Journal Article

OBJECTIVE: To assess the relationship between overweight (body mass index [BMI] percentile ≥85 and <95) and obesity (BMI ≥95 percentile) and developmental and health outcomes at 10 years of age in a cohort of individuals born extremely preterm. STUDY DESIGN: This was an observational cohort study of children born extremely preterm and then assessed at age 10 years for neurocognitive function and parent-reported behavior and health outcomes. Participants included 871 children aged 10 years. To describe the strength of association between overweight or obesity and outcomes, we used logistic regression models adjusting for confounders. Neurocognitive function, academic achievement, parent-reported health outcome surveys, and height and weight were measured. RESULTS: BMI category at 10 years of age was not associated with differences in intelligence, language, or academic achievement. Parents of children with obesity were more likely to report their child had asthma (OR 2.2; 95% CI 1.4-3.5), fair/poor general health (OR 3.2; 95% CI 1.4-7.5), and decreased physical function (OR 1.7; 95% CI 1.1-2.9) but less likely to have physician diagnosed attention-deficit/hyperactivity disorder (OR 0.5; 95% CI 0.3-0.97) or an individualized education plan (OR 0.6; 95% CI 0.4-0.99). CONCLUSION: Among children born extremely preterm, an elevated BMI, compared with normal or low BMI, is not associated with a difference in neurocognitive function.
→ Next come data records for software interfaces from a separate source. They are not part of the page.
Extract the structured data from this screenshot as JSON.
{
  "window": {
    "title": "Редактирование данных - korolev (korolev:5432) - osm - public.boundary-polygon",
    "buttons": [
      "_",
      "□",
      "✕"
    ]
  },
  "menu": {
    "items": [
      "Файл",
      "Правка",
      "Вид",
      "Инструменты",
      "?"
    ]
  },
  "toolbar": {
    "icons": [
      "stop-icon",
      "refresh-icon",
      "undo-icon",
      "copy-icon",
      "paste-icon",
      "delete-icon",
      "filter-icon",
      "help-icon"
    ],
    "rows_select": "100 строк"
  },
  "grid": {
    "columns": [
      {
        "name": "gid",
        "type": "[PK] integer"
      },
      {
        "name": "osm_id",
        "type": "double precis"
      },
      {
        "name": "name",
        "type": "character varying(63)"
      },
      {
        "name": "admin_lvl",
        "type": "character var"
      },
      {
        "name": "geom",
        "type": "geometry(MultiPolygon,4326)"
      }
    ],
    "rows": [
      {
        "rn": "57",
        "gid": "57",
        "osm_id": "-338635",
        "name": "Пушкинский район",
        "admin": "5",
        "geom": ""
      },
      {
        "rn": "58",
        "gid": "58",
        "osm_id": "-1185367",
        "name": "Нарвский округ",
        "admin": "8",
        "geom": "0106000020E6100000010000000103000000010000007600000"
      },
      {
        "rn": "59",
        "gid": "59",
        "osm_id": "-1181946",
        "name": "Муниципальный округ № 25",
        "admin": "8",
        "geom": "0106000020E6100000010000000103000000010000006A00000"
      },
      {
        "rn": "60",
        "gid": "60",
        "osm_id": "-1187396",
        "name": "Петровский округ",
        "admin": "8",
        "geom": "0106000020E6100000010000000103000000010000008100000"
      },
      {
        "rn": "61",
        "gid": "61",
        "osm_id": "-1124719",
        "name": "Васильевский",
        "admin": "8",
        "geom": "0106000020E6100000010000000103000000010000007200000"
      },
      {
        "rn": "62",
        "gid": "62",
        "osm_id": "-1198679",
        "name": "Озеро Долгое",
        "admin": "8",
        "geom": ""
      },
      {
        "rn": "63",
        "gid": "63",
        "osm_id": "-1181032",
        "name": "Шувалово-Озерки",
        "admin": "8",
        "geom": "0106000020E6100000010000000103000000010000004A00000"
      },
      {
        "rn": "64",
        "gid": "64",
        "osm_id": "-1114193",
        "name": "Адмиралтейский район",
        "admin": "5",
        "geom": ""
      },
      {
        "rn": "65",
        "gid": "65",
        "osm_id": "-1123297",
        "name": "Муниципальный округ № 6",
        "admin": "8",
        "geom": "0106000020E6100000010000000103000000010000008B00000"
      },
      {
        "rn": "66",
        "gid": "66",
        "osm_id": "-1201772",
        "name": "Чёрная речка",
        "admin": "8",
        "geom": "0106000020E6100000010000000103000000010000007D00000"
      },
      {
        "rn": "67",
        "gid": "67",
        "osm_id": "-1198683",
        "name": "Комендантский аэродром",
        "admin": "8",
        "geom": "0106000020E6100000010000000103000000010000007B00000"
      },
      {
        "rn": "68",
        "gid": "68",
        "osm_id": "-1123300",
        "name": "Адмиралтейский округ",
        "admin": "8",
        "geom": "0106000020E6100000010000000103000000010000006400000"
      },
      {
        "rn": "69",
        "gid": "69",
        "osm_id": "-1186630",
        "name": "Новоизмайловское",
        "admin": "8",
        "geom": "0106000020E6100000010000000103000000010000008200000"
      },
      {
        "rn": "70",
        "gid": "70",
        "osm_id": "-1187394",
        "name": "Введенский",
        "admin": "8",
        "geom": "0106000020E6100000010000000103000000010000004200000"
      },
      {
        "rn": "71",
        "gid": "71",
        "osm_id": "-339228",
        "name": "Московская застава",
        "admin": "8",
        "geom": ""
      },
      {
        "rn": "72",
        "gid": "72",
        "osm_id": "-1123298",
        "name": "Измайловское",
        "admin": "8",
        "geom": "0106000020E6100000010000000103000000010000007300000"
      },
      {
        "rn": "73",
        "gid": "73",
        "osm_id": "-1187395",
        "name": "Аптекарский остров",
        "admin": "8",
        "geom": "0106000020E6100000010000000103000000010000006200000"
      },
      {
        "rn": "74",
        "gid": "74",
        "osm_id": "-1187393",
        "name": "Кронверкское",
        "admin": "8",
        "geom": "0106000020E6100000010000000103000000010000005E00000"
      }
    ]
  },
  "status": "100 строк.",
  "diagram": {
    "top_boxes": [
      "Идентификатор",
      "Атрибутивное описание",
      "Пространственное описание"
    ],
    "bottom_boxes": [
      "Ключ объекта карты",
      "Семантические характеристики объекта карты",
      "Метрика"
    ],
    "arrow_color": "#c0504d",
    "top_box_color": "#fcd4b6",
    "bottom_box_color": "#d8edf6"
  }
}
However, asthma, fair/poor general health, and decreased physical function were more prevalent among study participants with obesity, and attention-deficit/hyperactivity disorder and individualized education plan were less prevalent.

Full Text

Duke Authors

Cited Authors

  • Linthavong, O; O'Shea, TM; Allred, E; Perrin, E; Bauserman, M; Joseph, RM; Leviton, A; Heeren, TC; Kuban, KCK; Extremely Low Gestational Age Newborn (ELGAN) Research Study,

Published Date

  • September 2018

Published In

Volume / Issue

  • 200 /

Start / End Page

  • 84 - 90.e4

PubMed ID

  • 29960765

Pubmed Central ID

  • 29960765

Electronic International Standard Serial Number (EISSN)

  • 1097-6833

Digital Object Identifier (DOI)

  • 10.1016/j.jpeds.2018.05.011


  • eng

Conference Location

  • United States